Task statement:
Give the number of lines below that contain "CPPStudy", with no other output.

Material for this task:
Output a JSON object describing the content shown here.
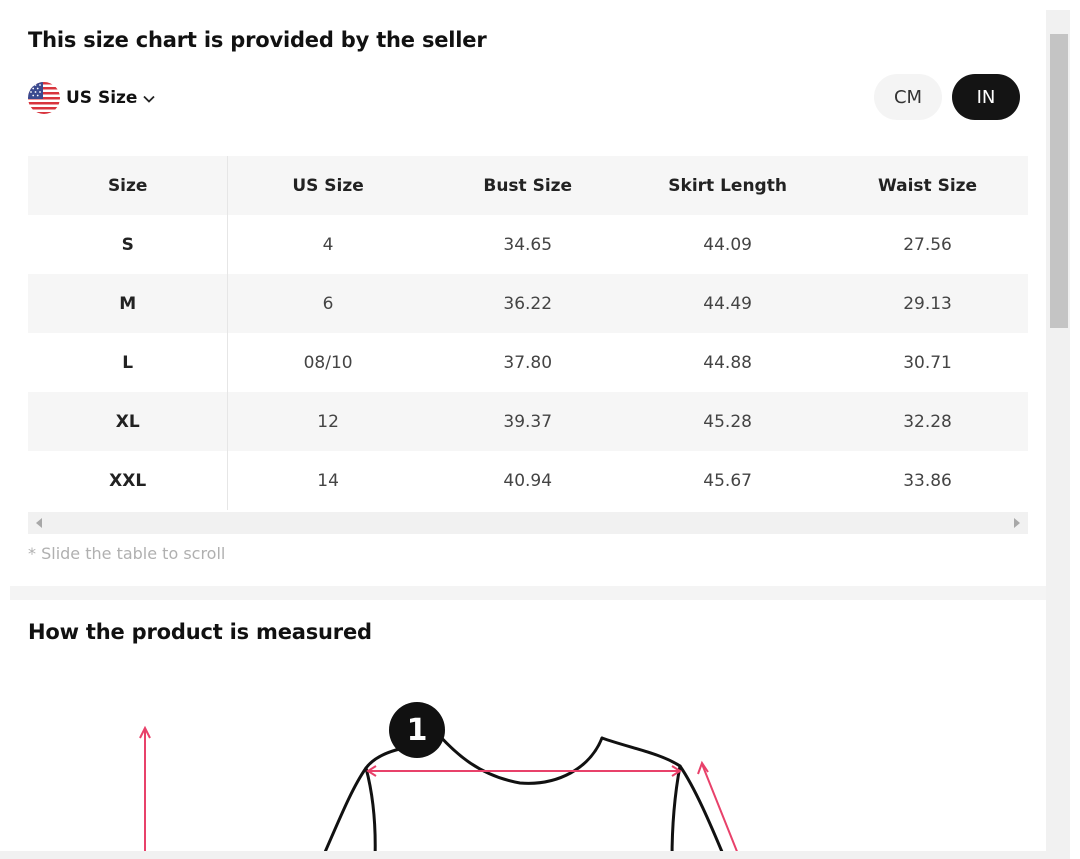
{
  "size_chart": {
    "title": "This size chart is provided by the seller",
    "region": {
      "label": "US Size",
      "flag_icon": "us-flag-icon",
      "dropdown_icon": "chevron-down-icon"
    },
    "units": [
      {
        "label": "CM",
        "selected": false
      },
      {
        "label": "IN",
        "selected": true
      }
    ],
    "table": {
      "headers": [
        "Size",
        "US Size",
        "Bust Size",
        "Skirt Length",
        "Waist Size"
      ],
      "rows": [
        [
          "S",
          "4",
          "34.65",
          "44.09",
          "27.56"
        ],
        [
          "M",
          "6",
          "36.22",
          "44.49",
          "29.13"
        ],
        [
          "L",
          "08/10",
          "37.80",
          "44.88",
          "30.71"
        ],
        [
          "XL",
          "12",
          "39.37",
          "45.28",
          "32.28"
        ],
        [
          "XXL",
          "14",
          "40.94",
          "45.67",
          "33.86"
        ]
      ]
    },
    "scroll_hint": "* Slide the table to scroll"
  },
  "measure": {
    "title": "How the product is measured",
    "marker": "1"
  },
  "colors": {
    "accent_dark": "#141414",
    "measure_line": "#e8416a",
    "row_stripe": "#f6f6f6"
  }
}
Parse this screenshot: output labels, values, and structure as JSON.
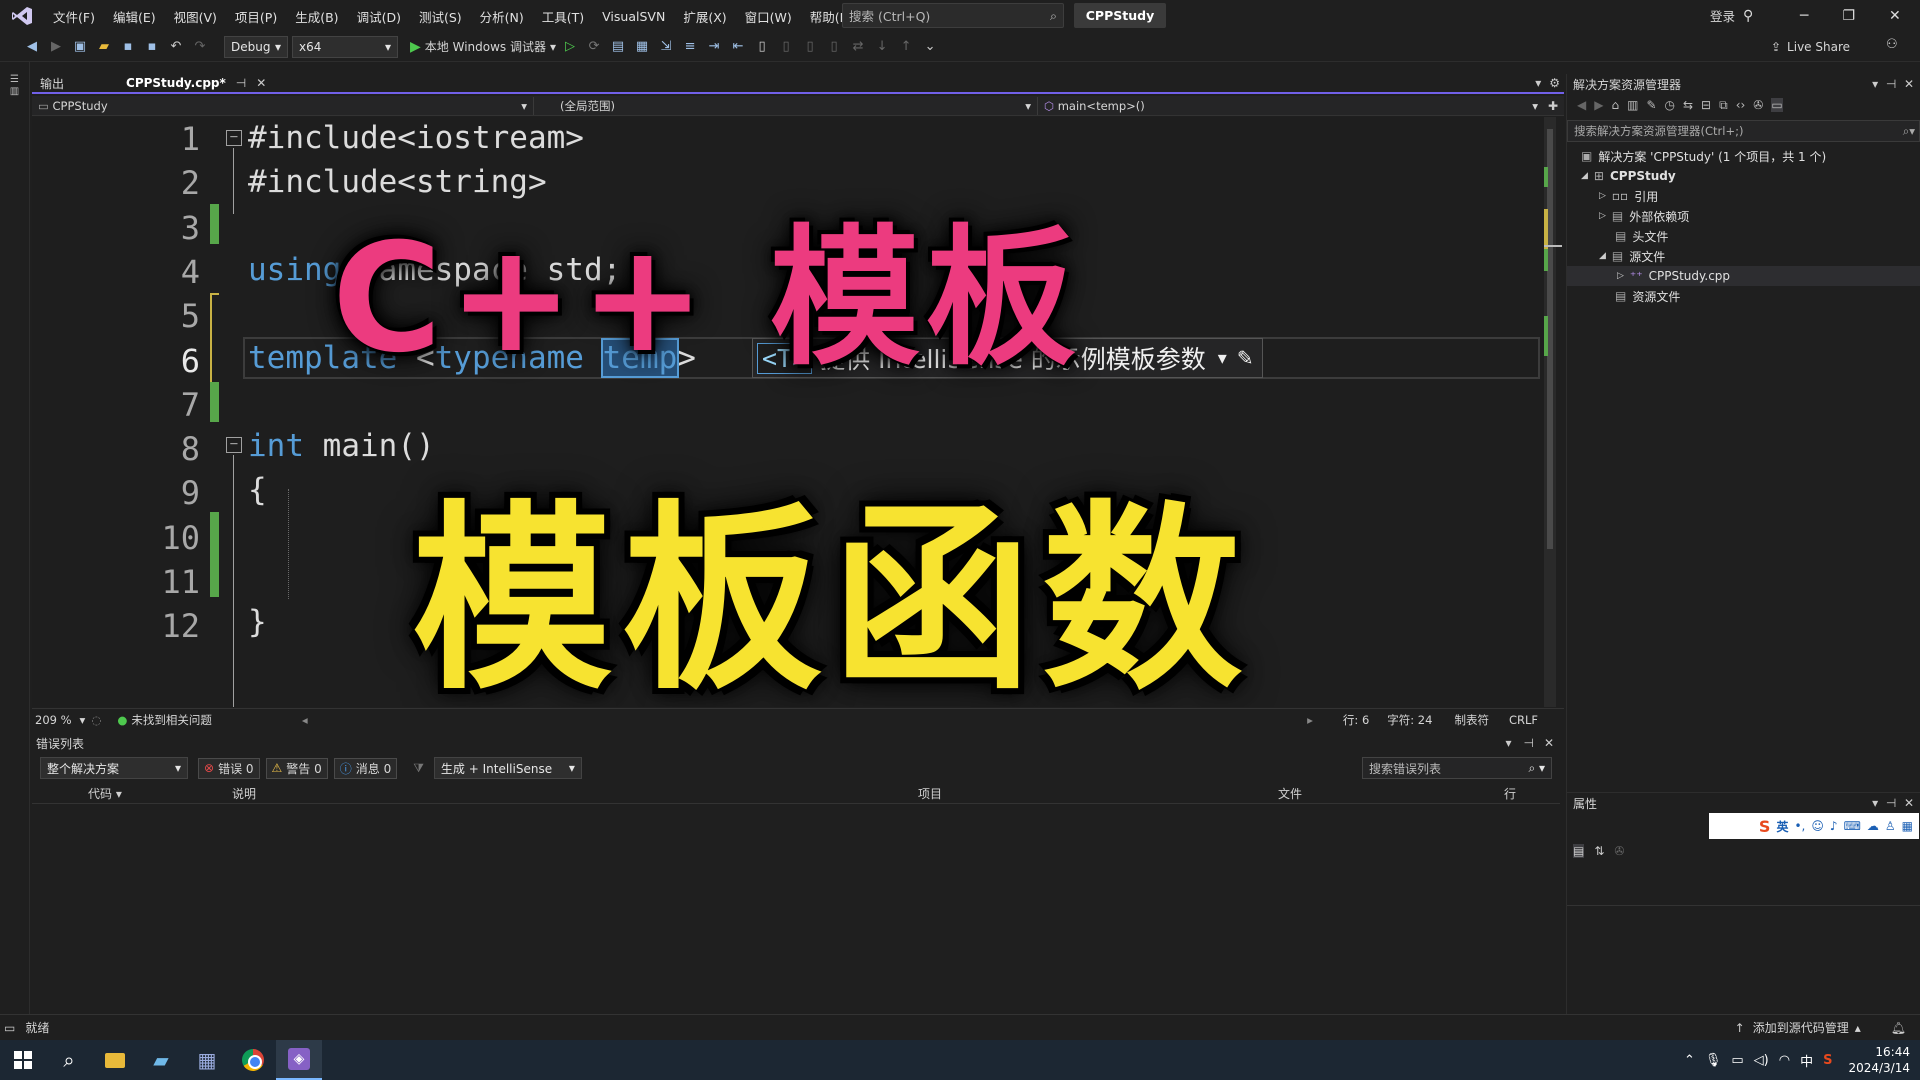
{
  "menu": {
    "items": [
      "文件(F)",
      "编辑(E)",
      "视图(V)",
      "项目(P)",
      "生成(B)",
      "调试(D)",
      "测试(S)",
      "分析(N)",
      "工具(T)",
      "VisualSVN",
      "扩展(X)",
      "窗口(W)",
      "帮助(H)"
    ],
    "search_placeholder": "搜索 (Ctrl+Q)",
    "project_name": "CPPStudy",
    "login": "登录"
  },
  "toolbar": {
    "config": "Debug",
    "platform": "x64",
    "run_label": "本地 Windows 调试器",
    "live_share": "Live Share"
  },
  "tabs": {
    "output": "输出",
    "file": "CPPStudy.cpp*"
  },
  "navbar": {
    "project": "CPPStudy",
    "scope": "(全局范围)",
    "member": "main<temp>()"
  },
  "code": {
    "line_numbers": [
      "1",
      "2",
      "3",
      "4",
      "5",
      "6",
      "7",
      "8",
      "9",
      "10",
      "11",
      "12"
    ],
    "l1": "#include<iostream>",
    "l2": "#include<string>",
    "l4a": "using",
    "l4b": " namespace std;",
    "l6a": "template",
    "l6b": " <",
    "l6c": "typename",
    "l6d": " ",
    "l6e": "temp",
    "l6f": ">",
    "l8a": "int",
    "l8b": " main()",
    "l9": "{",
    "l12": "}",
    "hint_tag": "<T>",
    "hint_text": "提供 IntelliSense 的示例模板参数"
  },
  "overlay": {
    "title": "C++ 模板",
    "subtitle": "模板函数"
  },
  "editor_status": {
    "zoom": "209 %",
    "issues": "未找到相关问题",
    "line": "行: 6",
    "char": "字符: 24",
    "tabs": "制表符",
    "eol": "CRLF"
  },
  "error_list": {
    "title": "错误列表",
    "scope": "整个解决方案",
    "errors": "错误 0",
    "warnings": "警告 0",
    "messages": "消息 0",
    "build_filter": "生成 + IntelliSense",
    "search_placeholder": "搜索错误列表",
    "columns": [
      "代码",
      "说明",
      "项目",
      "文件",
      "行"
    ]
  },
  "solution_explorer": {
    "title": "解决方案资源管理器",
    "search_placeholder": "搜索解决方案资源管理器(Ctrl+;)",
    "solution": "解决方案 'CPPStudy' (1 个项目，共 1 个)",
    "project": "CPPStudy",
    "items": [
      "引用",
      "外部依赖项",
      "头文件",
      "源文件",
      "CPPStudy.cpp",
      "资源文件"
    ]
  },
  "properties": {
    "title": "属性",
    "ime_label": "英"
  },
  "status": {
    "ready": "就绪",
    "source_control": "添加到源代码管理"
  },
  "taskbar": {
    "time": "16:44",
    "date": "2024/3/14"
  }
}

Expected answer:
6